This important day marks the adoption of the Nineteenth Amendment, which prohibits states and the federal government from preventing women from voting. In 1972, President Nixon issued the Proclamation for the first official Women’s Equality Day.

August 30: International Day of the Victims of Enforced Disappearance
A day to promote taking a stand against secret imprisonment, forced disappearance and abduction and placing persons in any situation without access to relatives and/or legal representation.

August 31: International Day of People of African Descent
A day designated by the United Nations to celebrate the contributions, achievements, and cultural heritage of people of African descent worldwide. It aims to combat racial discrimination and raise awareness of the challenges they face in society.

Religious Holidays for the Month

Information from a calendar of diversity events from Diversity Resources.

September 15 – 17: Rosh Hashanah
The Jewish New Year is celebrated with reflection, worship, and meals among family and friends.

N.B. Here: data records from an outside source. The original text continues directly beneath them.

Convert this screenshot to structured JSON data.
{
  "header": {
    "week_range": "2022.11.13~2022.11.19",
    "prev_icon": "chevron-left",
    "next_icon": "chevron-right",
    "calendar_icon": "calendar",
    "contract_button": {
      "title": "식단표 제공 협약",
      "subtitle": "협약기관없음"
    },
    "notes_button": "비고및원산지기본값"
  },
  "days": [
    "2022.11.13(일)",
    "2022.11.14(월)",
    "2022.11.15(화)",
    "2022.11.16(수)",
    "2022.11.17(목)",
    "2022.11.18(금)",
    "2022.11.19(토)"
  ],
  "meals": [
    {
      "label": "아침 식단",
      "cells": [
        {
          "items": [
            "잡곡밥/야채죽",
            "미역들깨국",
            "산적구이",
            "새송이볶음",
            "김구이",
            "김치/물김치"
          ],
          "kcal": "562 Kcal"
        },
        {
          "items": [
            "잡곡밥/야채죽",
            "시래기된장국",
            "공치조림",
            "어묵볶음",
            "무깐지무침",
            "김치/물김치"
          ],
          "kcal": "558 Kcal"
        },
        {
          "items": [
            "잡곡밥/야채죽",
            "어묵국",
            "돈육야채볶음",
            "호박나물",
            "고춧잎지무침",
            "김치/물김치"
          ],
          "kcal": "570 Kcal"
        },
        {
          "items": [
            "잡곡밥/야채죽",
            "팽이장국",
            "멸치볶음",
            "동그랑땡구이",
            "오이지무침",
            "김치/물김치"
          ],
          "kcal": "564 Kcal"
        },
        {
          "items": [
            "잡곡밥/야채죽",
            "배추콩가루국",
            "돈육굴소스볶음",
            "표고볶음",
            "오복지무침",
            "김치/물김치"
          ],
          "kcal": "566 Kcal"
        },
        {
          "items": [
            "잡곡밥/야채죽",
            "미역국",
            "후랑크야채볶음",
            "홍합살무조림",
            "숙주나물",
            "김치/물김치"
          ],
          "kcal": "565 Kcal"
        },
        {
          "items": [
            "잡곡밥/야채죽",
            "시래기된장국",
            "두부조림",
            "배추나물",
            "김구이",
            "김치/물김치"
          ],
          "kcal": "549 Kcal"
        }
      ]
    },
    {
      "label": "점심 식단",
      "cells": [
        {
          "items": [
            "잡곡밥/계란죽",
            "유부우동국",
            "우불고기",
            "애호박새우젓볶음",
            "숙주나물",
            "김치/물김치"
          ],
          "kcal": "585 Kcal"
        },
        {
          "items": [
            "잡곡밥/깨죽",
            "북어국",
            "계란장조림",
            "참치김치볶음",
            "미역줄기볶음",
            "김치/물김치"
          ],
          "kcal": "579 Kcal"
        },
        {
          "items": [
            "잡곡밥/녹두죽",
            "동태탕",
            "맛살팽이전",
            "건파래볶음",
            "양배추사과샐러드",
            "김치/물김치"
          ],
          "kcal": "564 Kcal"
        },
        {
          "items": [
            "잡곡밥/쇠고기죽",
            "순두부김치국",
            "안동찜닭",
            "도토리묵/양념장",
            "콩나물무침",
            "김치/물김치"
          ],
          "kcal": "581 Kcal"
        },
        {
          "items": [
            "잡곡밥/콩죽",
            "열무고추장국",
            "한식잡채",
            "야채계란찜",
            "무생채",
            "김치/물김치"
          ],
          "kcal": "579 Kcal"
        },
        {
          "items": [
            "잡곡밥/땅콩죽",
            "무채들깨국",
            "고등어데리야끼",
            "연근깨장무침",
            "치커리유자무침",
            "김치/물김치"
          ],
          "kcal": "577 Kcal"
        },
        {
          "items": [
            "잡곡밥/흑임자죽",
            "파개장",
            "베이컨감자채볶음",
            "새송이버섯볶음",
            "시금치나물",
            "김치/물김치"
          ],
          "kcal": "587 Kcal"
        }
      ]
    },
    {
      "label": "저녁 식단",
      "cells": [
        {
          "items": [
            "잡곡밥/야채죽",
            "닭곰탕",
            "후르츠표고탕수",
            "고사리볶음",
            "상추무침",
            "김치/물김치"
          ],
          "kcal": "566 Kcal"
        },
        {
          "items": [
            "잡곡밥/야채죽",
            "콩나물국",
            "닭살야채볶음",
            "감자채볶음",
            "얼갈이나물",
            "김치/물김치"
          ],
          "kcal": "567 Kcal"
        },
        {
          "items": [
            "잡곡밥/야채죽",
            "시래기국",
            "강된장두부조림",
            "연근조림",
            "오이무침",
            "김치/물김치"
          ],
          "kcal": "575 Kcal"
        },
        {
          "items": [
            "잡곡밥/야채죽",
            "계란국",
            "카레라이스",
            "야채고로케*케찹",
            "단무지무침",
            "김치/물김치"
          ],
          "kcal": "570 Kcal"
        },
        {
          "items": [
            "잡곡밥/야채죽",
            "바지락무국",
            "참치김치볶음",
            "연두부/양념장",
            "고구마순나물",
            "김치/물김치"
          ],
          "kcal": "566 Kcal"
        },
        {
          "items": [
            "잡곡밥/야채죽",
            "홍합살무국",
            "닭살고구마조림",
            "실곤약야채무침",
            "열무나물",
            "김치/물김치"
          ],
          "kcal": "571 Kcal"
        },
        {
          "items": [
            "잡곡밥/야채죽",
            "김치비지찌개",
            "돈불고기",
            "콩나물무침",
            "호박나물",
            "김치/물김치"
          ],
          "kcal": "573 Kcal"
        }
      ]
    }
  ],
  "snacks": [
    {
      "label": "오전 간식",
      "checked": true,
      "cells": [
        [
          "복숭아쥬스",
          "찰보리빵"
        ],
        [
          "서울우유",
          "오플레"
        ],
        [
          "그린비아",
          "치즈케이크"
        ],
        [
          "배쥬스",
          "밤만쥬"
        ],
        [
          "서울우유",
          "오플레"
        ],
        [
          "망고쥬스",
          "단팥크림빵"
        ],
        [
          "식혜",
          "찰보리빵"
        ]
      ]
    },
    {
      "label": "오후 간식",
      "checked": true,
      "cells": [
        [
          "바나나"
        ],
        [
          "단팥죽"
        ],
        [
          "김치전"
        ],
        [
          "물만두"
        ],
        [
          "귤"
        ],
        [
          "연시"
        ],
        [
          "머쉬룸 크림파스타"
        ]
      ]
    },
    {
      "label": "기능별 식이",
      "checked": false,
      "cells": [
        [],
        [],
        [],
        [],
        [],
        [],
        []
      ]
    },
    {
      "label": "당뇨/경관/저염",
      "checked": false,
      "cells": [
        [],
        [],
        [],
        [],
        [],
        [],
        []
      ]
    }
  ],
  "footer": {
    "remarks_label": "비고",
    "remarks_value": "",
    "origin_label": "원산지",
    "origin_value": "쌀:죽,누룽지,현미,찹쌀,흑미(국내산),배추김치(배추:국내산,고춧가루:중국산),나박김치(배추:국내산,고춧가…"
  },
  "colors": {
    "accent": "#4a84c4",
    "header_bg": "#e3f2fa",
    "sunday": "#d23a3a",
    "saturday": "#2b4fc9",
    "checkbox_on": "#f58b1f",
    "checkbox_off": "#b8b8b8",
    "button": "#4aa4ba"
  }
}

It is observed on the first and second days of the month Tishrei, the first month in the Jewish calendar.

September 24 – 25: Yom Kippur
It is one of the two main Jewish High Holy Days. Occurring on the 10th of the month of Tishrei, it focuses on repentance and atonement. Fasting and intense prayer are common during this religious observance.

September 26 – 27: Mawlid al-Nabi
The birthday of the Prophet Muhammad is celebrated on the 12th day of Rabi’ al-Awwal.

September 29 – October 6: Sukkot
This week is dedicated to the Israelites that spent time in the wild in huts, or sukkahs, after they were freed from slavery in Egypt.

September 29 – October 14
Pitru Paksha : These 16 Hinduism holy days are dedicated to offering prayers and food for the souls of Hindu ancestors. It is seen as a way to honor and repay the debt (dharma) owed to ancestors for their happiness and well-being.